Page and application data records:
######
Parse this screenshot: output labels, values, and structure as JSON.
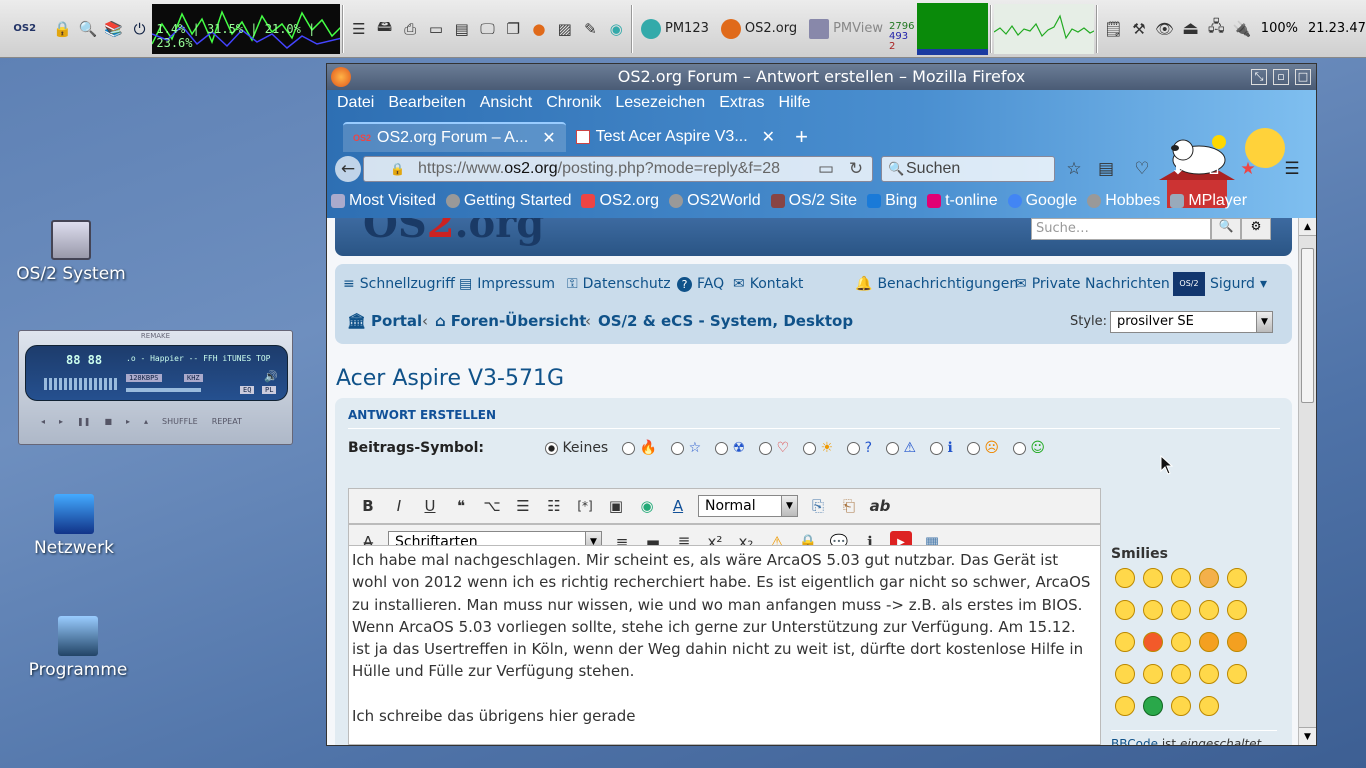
{
  "taskbar": {
    "cpu_text": "1.4% | 31.5% | 21.0% | 23.6%",
    "tasks": [
      {
        "label": "PM123",
        "color": "#3aa"
      },
      {
        "label": "OS2.org",
        "color": "#e06a1a"
      },
      {
        "label": "PMView",
        "color": "#88a"
      }
    ],
    "mem_numbers": [
      "2796",
      "493",
      "2"
    ],
    "battery": "100%",
    "clock": "21.23.47"
  },
  "desktop": {
    "icons": [
      {
        "label": "OS/2 System"
      },
      {
        "label": "Netzwerk"
      },
      {
        "label": "Programme"
      }
    ]
  },
  "player": {
    "title": "REMAKE",
    "time": "88 88",
    "track": ".o - Happier -- FFH iTUNES TOP",
    "bitrate": "128KBPS",
    "khz": "KHZ",
    "eq": "EQ",
    "pl": "PL",
    "shuffle": "SHUFFLE",
    "repeat": "REPEAT"
  },
  "browser": {
    "window_title": "OS2.org Forum – Antwort erstellen – Mozilla Firefox",
    "menu": [
      "Datei",
      "Bearbeiten",
      "Ansicht",
      "Chronik",
      "Lesezeichen",
      "Extras",
      "Hilfe"
    ],
    "tabs": [
      {
        "label": "OS2.org Forum – A..."
      },
      {
        "label": "Test Acer Aspire V3..."
      }
    ],
    "new_tab": "+",
    "url_prefix": "https://www.",
    "url_domain": "os2.org",
    "url_rest": "/posting.php?mode=reply&f=28",
    "search_placeholder": "Suchen",
    "bookmarks": [
      {
        "label": "Most Visited",
        "color": "#aac"
      },
      {
        "label": "Getting Started",
        "color": "#999"
      },
      {
        "label": "OS2.org",
        "color": "#e44"
      },
      {
        "label": "OS2World",
        "color": "#999"
      },
      {
        "label": "OS/2 Site",
        "color": "#844"
      },
      {
        "label": "Bing",
        "color": "#1a7ad8"
      },
      {
        "label": "t-online",
        "color": "#e20074"
      },
      {
        "label": "Google",
        "color": "#4285f4"
      },
      {
        "label": "Hobbes",
        "color": "#999"
      },
      {
        "label": "MPlayer",
        "color": "#9ab"
      }
    ]
  },
  "forum": {
    "search_placeholder": "Suche…",
    "quicklinks": [
      {
        "label": "Schnellzugriff",
        "icon": "≡"
      },
      {
        "label": "Impressum",
        "icon": "▤"
      },
      {
        "label": "Datenschutz",
        "icon": "⚿"
      },
      {
        "label": "FAQ",
        "icon": "?"
      },
      {
        "label": "Kontakt",
        "icon": "✉"
      }
    ],
    "notifications": "Benachrichtigungen",
    "messages": "Private Nachrichten",
    "user": "Sigurd",
    "breadcrumbs": [
      "Portal",
      "Foren-Übersicht",
      "OS/2 & eCS - System, Desktop"
    ],
    "style_label": "Style:",
    "style_value": "prosilver SE",
    "topic_title": "Acer Aspire V3-571G",
    "section_title": "ANTWORT ERSTELLEN",
    "post_icon_label": "Beitrags-Symbol:",
    "post_icon_none": "Keines",
    "post_icons": [
      {
        "glyph": "🔥",
        "color": "#e90"
      },
      {
        "glyph": "☆",
        "color": "#25c"
      },
      {
        "glyph": "☢",
        "color": "#25c"
      },
      {
        "glyph": "♡",
        "color": "#d22"
      },
      {
        "glyph": "☀",
        "color": "#e90"
      },
      {
        "glyph": "?",
        "color": "#25c"
      },
      {
        "glyph": "⚠",
        "color": "#25c"
      },
      {
        "glyph": "ℹ",
        "color": "#25c"
      },
      {
        "glyph": "☹",
        "color": "#e80"
      },
      {
        "glyph": "☺",
        "color": "#2a2"
      }
    ],
    "toolbar_row1": [
      "B",
      "I",
      "U",
      "❝",
      "⌥",
      "☰",
      "☷",
      "[*]",
      "▣",
      "◉",
      "A"
    ],
    "font_size_select": "Normal",
    "toolbar_row1_end": [
      "⎘",
      "⎗",
      "ab"
    ],
    "toolbar_row2_start": "A̶",
    "font_select": "Schriftarten",
    "toolbar_row2": [
      "≡",
      "▬",
      "≣",
      "x²",
      "x₂",
      "⚠",
      "🔒",
      "💬",
      "ℹ",
      "▶",
      "▦"
    ],
    "editor_text": "Ich habe mal nachgeschlagen. Mir scheint es, als wäre ArcaOS 5.03 gut nutzbar. Das Gerät ist wohl von 2012 wenn ich es richtig recherchiert habe. Es ist eigentlich gar nicht so schwer, ArcaOS zu installieren. Man muss nur wissen, wie und wo man anfangen muss -> z.B. als erstes im BIOS. Wenn ArcaOS 5.03 vorliegen sollte, stehe ich gerne zur Unterstützung zur Verfügung. Am 15.12. ist ja das Usertreffen in Köln, wenn der Weg dahin nicht zu weit ist, dürfte dort kostenlose Hilfe in Hülle und Fülle zur Verfügung stehen.",
    "editor_text2": "Ich schreibe das übrigens hier gerade",
    "smilies_title": "Smilies",
    "bbcode_label": "BBCode",
    "bbcode_is": "ist",
    "bbcode_state": "eingeschaltet"
  }
}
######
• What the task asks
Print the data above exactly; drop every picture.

• Reply to the task
Parse this screenshot: output labels, values, and structure as JSON.
{
  "taskbar": {
    "cpu_text": "1.4% | 31.5% | 21.0% | 23.6%",
    "tasks": [
      {
        "label": "PM123",
        "color": "#3aa"
      },
      {
        "label": "OS2.org",
        "color": "#e06a1a"
      },
      {
        "label": "PMView",
        "color": "#88a"
      }
    ],
    "mem_numbers": [
      "2796",
      "493",
      "2"
    ],
    "battery": "100%",
    "clock": "21.23.47"
  },
  "desktop": {
    "icons": [
      {
        "label": "OS/2 System"
      },
      {
        "label": "Netzwerk"
      },
      {
        "label": "Programme"
      }
    ]
  },
  "player": {
    "title": "REMAKE",
    "time": "88 88",
    "track": ".o - Happier -- FFH iTUNES TOP",
    "bitrate": "128KBPS",
    "khz": "KHZ",
    "eq": "EQ",
    "pl": "PL",
    "shuffle": "SHUFFLE",
    "repeat": "REPEAT"
  },
  "browser": {
    "window_title": "OS2.org Forum – Antwort erstellen – Mozilla Firefox",
    "menu": [
      "Datei",
      "Bearbeiten",
      "Ansicht",
      "Chronik",
      "Lesezeichen",
      "Extras",
      "Hilfe"
    ],
    "tabs": [
      {
        "label": "OS2.org Forum – A..."
      },
      {
        "label": "Test Acer Aspire V3..."
      }
    ],
    "new_tab": "+",
    "url_prefix": "https://www.",
    "url_domain": "os2.org",
    "url_rest": "/posting.php?mode=reply&f=28",
    "search_placeholder": "Suchen",
    "bookmarks": [
      {
        "label": "Most Visited",
        "color": "#aac"
      },
      {
        "label": "Getting Started",
        "color": "#999"
      },
      {
        "label": "OS2.org",
        "color": "#e44"
      },
      {
        "label": "OS2World",
        "color": "#999"
      },
      {
        "label": "OS/2 Site",
        "color": "#844"
      },
      {
        "label": "Bing",
        "color": "#1a7ad8"
      },
      {
        "label": "t-online",
        "color": "#e20074"
      },
      {
        "label": "Google",
        "color": "#4285f4"
      },
      {
        "label": "Hobbes",
        "color": "#999"
      },
      {
        "label": "MPlayer",
        "color": "#9ab"
      }
    ]
  },
  "forum": {
    "search_placeholder": "Suche…",
    "quicklinks": [
      {
        "label": "Schnellzugriff",
        "icon": "≡"
      },
      {
        "label": "Impressum",
        "icon": "▤"
      },
      {
        "label": "Datenschutz",
        "icon": "⚿"
      },
      {
        "label": "FAQ",
        "icon": "?"
      },
      {
        "label": "Kontakt",
        "icon": "✉"
      }
    ],
    "notifications": "Benachrichtigungen",
    "messages": "Private Nachrichten",
    "user": "Sigurd",
    "breadcrumbs": [
      "Portal",
      "Foren-Übersicht",
      "OS/2 & eCS - System, Desktop"
    ],
    "style_label": "Style:",
    "style_value": "prosilver SE",
    "topic_title": "Acer Aspire V3-571G",
    "section_title": "ANTWORT ERSTELLEN",
    "post_icon_label": "Beitrags-Symbol:",
    "post_icon_none": "Keines",
    "post_icons": [
      {
        "glyph": "🔥",
        "color": "#e90"
      },
      {
        "glyph": "☆",
        "color": "#25c"
      },
      {
        "glyph": "☢",
        "color": "#25c"
      },
      {
        "glyph": "♡",
        "color": "#d22"
      },
      {
        "glyph": "☀",
        "color": "#e90"
      },
      {
        "glyph": "?",
        "color": "#25c"
      },
      {
        "glyph": "⚠",
        "color": "#25c"
      },
      {
        "glyph": "ℹ",
        "color": "#25c"
      },
      {
        "glyph": "☹",
        "color": "#e80"
      },
      {
        "glyph": "☺",
        "color": "#2a2"
      }
    ],
    "toolbar_row1": [
      "B",
      "I",
      "U",
      "❝",
      "⌥",
      "☰",
      "☷",
      "[*]",
      "▣",
      "◉",
      "A"
    ],
    "font_size_select": "Normal",
    "toolbar_row1_end": [
      "⎘",
      "⎗",
      "ab"
    ],
    "toolbar_row2_start": "A̶",
    "font_select": "Schriftarten",
    "toolbar_row2": [
      "≡",
      "▬",
      "≣",
      "x²",
      "x₂",
      "⚠",
      "🔒",
      "💬",
      "ℹ",
      "▶",
      "▦"
    ],
    "editor_text": "Ich habe mal nachgeschlagen. Mir scheint es, als wäre ArcaOS 5.03 gut nutzbar. Das Gerät ist wohl von 2012 wenn ich es richtig recherchiert habe. Es ist eigentlich gar nicht so schwer, ArcaOS zu installieren. Man muss nur wissen, wie und wo man anfangen muss -> z.B. als erstes im BIOS. Wenn ArcaOS 5.03 vorliegen sollte, stehe ich gerne zur Unterstützung zur Verfügung. Am 15.12. ist ja das Usertreffen in Köln, wenn der Weg dahin nicht zu weit ist, dürfte dort kostenlose Hilfe in Hülle und Fülle zur Verfügung stehen.",
    "editor_text2": "Ich schreibe das übrigens hier gerade",
    "smilies_title": "Smilies",
    "bbcode_label": "BBCode",
    "bbcode_is": "ist",
    "bbcode_state": "eingeschaltet"
  }
}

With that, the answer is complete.